In February, Schneiderman filed a civil rights lawsuit against Harvey Weinstein and his company, after more than 80 women accused the film mogul of sexual misconduct.
'We have never seen anything as despicable as what we’ve seen right here,' Schneiderman said at the time.
Last month, he praised the New York Times and the New Yorker for the reporting that initially brought the allegations against Weinstein to light.
'Without the reporting of the @nytimes and the @newyorker—and the brave women and men who spoke up about the sexual harassment they endured at the hands of powerful men—there would not be the critical national reckoning underway,' Schneiderman wrote in a tweet.
Schneiderman is a longtime foe of Trump dating back to before he ran for president
He is also a committed foe of Trump who had attempted to change state law to allow him to prosecute any Trump campaign officials in the event they were pardoned by Trump.
Trump, either through insight or luck, appeared to predict Schneiderman's downfall in a 2013 tweet.
'Weiner is gone, Spitzer is gone,' Trump wrote in reference to two New York elected Democrats brought down by sex scandals: Anthony Weiner for sexting and Eliot Spitzer for frequenting prostitutes.
'Next will be lightweight A.G. Eric Schneiderman.
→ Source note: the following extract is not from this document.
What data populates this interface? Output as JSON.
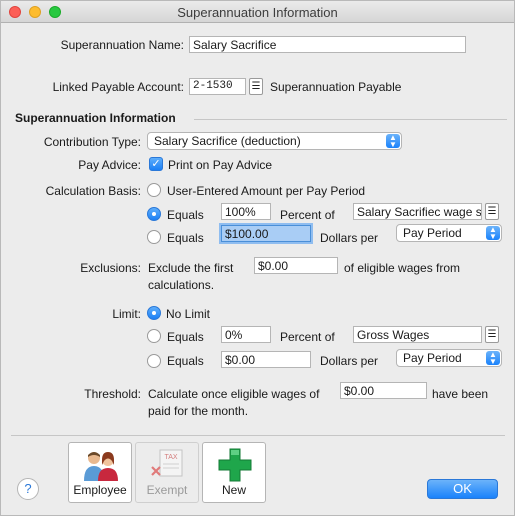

Is he a crook? Wait and see, worse than Spitzer or Weiner,' Trump wrote.
The accusers against Scneiderman who came forward said they had long remained silent for fear of damaging the work was doing for leftist and feminist causes.
Ultimately, it was DailyMail.com's reporting on domestic abuse allegations against former White House Secretary Rob Porter that convinced Schneiderman's accusers to come forward, they said.
'After Rob Porter, I was struggling about whether to come forward. I felt guilt and shame that I was encouraging other women to speak out but wasn’t doing the same. I was a hypocrite. I was in tears,' said Manning Barish.
She and Selvaratnam both said that the decision to come forward was anguishing.
In a tweet shortly after the New Yorker published the report, Manning Barish wrote: 'After the most difficult month of my life-I spoke up. For my daughter and for all women. I could not remain silent and encourage other women to be brave for me. I could not...'